**TASK DIRECTIONS:**
If a line in the entries below includes "Naranja", pick it out and copy it.

++++++

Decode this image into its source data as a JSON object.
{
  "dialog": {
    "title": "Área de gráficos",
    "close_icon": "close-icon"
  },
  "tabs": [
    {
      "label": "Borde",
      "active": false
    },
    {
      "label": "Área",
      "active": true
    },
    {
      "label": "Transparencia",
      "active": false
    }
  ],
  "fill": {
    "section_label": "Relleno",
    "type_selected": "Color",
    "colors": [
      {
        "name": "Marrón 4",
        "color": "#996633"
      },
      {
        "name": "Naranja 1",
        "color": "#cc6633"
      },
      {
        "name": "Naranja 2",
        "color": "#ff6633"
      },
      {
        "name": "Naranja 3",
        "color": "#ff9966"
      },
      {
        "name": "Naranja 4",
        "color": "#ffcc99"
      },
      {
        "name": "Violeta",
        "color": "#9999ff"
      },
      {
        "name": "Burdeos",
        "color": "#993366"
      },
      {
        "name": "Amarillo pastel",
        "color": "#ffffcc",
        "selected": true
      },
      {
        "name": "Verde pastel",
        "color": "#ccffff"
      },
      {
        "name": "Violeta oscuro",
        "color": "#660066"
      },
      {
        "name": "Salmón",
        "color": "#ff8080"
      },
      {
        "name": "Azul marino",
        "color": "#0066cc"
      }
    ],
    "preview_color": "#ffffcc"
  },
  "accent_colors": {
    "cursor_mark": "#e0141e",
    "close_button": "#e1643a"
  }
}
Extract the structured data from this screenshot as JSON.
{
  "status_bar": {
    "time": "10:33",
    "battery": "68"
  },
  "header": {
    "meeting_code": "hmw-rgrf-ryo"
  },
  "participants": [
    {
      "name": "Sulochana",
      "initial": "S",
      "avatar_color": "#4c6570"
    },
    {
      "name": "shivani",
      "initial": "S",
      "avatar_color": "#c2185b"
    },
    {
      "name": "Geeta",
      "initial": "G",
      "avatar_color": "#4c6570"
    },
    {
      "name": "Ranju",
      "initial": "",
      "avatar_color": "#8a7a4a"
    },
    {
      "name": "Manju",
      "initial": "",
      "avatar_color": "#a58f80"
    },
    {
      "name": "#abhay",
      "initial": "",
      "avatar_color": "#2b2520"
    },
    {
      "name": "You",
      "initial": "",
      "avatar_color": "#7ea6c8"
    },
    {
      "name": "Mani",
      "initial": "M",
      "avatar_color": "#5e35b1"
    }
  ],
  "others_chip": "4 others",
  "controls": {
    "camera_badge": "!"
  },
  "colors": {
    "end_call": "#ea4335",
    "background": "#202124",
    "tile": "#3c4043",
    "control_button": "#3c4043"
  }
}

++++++

**ANSWER BELOW:**
        "name": "Naranja 1",
        "name": "Naranja 2",
        "name": "Naranja 3",
        "name": "Naranja 4",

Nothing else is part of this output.